Origins to 1664
The site’s oldest remains date from the Neolithic period. Initially a Gallo-Roman clay pit, then farmland, the future royal garden was occupied by tile makers from the 13th to the 16th centuries. During Catherine de Médicis' time at the Tuileries palace, a real Italian garden was created as a venue for pleasure and for sumptuous celebrations. Under Henri IV the estate was dedicated to hunting and riding. A menagerie and aviary were added, and the Tuileries became a meeting place for high society.
1664 to 1789
Louis XIV commissioned André Le Nôtre to design his garden, which was transformed into an extensive, architecturally-influenced prospect of successive groves. The Tuileries garden was now a favored promenade for Parisian high society and a venue for official celebrations. In the 18th century, Louis XV introduced marble statues, a riding school, and carnival attractions.
1789 to 1870
Jacques-Louis David was called in to redesign the gardens in 1794, but the fall of Robespierre doomed his ambitious project. The Tuileries garden was the setting for celebrations and ceremonies under Napoléon I and remained so until the Second Empire. Statues transferred from the palace parks at Versailles, Fontainebleau, and Marly created an open-air sculpture museum.
1870 to 1990
The Tuileries palace was partly destroyed by fire during the Paris Commune riots, after which the gardens were restored, the statues were replaced, and the site became the venue for such popular events as the first Automobile Fair of 1898. The gardens were once again a favorite haunt for walks and relaxation, with facilities and entertainment for all ages, such as puppet shows, swings, boat rides, cafés, concerts, and parades.
A host of design projects were drawn up and studied in the course of the 19th and 20th centuries. The works at the Grand Louvre affected only the Carrousel gardens; however, the wooded areas and terraces were replanted with thousands of trees, the ancient statues were restored and works of contemporary sculpture were added.
place de la Concorde
rue de Rivoli
quai des Tuileries
avenue du Général Lemonnier

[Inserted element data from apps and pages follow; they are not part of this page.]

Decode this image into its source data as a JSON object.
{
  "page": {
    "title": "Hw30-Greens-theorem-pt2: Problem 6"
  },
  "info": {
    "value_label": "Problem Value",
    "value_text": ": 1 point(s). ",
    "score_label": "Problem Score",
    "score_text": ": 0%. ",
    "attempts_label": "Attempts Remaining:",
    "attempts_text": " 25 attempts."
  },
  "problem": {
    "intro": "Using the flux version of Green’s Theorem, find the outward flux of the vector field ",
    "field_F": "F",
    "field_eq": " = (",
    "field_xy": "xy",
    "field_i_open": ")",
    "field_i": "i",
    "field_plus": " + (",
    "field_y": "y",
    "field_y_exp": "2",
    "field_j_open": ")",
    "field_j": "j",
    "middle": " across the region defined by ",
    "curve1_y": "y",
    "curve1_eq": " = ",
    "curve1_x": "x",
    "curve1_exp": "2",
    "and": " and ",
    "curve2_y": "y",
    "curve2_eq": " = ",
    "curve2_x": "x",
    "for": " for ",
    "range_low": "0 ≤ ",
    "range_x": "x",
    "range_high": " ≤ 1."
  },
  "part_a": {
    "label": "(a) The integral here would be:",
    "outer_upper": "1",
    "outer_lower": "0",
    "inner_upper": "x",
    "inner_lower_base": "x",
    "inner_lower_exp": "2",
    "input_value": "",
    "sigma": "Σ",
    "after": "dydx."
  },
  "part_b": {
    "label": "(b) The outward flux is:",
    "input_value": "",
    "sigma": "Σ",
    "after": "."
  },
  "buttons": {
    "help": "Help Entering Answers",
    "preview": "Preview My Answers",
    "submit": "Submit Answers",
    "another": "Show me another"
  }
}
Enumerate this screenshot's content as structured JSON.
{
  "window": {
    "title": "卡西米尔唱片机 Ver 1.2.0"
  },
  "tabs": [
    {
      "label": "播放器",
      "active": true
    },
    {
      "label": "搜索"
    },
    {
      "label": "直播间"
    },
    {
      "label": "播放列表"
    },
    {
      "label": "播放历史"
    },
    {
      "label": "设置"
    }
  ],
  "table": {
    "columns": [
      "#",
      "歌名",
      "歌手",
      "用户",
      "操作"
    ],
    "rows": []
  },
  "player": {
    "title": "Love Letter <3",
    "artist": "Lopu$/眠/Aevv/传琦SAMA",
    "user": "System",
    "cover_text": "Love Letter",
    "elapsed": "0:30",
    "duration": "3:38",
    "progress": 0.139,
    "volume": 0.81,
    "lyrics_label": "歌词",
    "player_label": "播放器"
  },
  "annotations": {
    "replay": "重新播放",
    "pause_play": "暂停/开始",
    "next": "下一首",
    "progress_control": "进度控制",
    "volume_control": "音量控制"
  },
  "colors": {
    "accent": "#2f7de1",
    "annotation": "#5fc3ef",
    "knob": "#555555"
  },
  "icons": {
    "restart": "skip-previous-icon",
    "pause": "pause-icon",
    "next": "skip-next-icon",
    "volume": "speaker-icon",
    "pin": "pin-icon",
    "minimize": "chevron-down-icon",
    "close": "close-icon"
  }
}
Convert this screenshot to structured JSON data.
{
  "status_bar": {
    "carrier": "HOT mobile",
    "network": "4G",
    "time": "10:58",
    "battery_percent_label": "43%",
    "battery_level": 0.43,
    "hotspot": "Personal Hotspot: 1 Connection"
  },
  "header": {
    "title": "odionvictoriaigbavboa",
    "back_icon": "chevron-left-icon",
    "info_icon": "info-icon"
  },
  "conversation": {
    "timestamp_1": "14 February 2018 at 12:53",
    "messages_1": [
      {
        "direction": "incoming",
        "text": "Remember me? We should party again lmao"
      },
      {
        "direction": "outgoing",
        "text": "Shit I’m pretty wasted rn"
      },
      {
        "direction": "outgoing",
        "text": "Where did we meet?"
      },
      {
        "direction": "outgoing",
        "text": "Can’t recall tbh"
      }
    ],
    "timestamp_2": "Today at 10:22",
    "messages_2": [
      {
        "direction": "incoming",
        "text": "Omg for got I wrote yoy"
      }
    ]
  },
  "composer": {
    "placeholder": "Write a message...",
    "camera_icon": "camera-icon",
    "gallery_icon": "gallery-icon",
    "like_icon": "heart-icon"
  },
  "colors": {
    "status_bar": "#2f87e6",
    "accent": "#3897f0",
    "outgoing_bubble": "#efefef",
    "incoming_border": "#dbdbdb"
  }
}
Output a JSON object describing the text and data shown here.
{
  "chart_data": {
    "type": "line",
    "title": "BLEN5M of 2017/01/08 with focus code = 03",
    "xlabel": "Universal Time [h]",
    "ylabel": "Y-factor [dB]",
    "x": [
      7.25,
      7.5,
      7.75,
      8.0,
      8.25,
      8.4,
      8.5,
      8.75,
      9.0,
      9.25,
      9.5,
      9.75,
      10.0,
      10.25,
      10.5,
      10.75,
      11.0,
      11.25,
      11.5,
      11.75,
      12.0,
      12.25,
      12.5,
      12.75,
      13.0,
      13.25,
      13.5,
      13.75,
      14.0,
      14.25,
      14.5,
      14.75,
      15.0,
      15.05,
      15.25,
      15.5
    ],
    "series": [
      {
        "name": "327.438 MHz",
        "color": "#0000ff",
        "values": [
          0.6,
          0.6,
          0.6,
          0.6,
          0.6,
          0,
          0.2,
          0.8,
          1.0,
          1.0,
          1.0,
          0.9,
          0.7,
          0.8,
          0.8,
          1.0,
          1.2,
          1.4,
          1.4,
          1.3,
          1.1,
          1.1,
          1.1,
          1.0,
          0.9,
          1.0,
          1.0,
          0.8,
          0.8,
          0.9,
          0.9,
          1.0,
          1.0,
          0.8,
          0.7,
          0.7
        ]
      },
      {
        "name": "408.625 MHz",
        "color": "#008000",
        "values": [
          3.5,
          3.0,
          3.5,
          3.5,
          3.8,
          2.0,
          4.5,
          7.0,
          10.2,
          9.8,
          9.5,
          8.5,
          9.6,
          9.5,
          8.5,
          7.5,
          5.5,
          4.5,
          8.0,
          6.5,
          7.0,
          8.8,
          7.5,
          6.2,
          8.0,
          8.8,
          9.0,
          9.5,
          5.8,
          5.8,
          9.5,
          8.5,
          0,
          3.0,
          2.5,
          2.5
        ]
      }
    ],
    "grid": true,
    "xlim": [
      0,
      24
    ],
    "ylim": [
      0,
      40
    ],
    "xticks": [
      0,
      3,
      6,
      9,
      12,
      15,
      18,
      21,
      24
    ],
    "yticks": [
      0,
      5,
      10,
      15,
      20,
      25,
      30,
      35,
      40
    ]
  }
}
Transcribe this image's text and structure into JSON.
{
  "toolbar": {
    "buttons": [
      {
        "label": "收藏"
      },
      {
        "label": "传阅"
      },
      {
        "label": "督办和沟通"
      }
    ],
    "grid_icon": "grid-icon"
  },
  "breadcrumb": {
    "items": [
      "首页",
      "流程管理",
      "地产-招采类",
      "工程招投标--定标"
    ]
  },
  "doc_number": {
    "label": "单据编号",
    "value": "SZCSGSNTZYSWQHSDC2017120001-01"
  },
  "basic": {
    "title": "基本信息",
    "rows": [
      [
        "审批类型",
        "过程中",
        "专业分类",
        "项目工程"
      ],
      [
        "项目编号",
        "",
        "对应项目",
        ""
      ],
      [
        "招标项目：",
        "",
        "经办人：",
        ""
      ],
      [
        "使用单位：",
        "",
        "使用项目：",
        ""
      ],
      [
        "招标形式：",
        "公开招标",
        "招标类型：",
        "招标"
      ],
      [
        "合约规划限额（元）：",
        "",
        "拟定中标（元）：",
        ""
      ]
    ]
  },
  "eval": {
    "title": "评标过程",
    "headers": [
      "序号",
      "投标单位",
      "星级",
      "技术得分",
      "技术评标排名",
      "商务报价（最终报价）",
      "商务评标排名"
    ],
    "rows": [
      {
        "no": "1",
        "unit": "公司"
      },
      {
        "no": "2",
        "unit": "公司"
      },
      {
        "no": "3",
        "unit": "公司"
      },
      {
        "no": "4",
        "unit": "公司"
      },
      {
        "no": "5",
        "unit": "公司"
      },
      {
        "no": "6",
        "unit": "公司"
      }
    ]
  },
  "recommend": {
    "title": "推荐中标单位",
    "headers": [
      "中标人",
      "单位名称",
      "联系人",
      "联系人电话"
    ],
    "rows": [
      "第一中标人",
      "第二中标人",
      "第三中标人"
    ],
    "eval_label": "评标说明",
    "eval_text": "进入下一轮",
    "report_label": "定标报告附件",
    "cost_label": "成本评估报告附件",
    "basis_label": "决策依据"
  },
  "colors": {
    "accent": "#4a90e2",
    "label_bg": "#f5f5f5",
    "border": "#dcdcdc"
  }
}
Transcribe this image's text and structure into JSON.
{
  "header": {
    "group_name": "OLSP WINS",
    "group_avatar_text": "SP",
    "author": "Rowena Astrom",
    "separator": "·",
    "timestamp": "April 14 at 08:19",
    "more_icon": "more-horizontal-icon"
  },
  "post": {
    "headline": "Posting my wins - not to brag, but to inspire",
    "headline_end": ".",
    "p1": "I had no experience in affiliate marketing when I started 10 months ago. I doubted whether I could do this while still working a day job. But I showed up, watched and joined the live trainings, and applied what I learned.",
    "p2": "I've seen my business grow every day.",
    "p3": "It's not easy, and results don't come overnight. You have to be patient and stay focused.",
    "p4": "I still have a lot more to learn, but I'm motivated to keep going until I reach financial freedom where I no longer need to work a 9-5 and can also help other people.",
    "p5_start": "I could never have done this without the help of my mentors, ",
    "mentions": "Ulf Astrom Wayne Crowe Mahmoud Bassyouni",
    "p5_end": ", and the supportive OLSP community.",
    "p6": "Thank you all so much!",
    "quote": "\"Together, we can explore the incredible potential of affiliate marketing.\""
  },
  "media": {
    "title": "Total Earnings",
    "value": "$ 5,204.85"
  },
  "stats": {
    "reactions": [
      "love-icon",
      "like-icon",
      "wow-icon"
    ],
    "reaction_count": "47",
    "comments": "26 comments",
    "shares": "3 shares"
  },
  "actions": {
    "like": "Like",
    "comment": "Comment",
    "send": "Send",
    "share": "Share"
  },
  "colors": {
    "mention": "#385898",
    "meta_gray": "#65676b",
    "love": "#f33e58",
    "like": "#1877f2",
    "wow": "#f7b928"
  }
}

Métro: lines 1, 7, 8, 12, and 14
Bus: lines 21, 24, 27, 39, 42, 48, 68, 69, 72, 73, 81, 84, 94, 95, and Balabus
Winter: 7:30 a.m. to 7:30 p.m.
Summer: 7 a.m. to 9 p.m.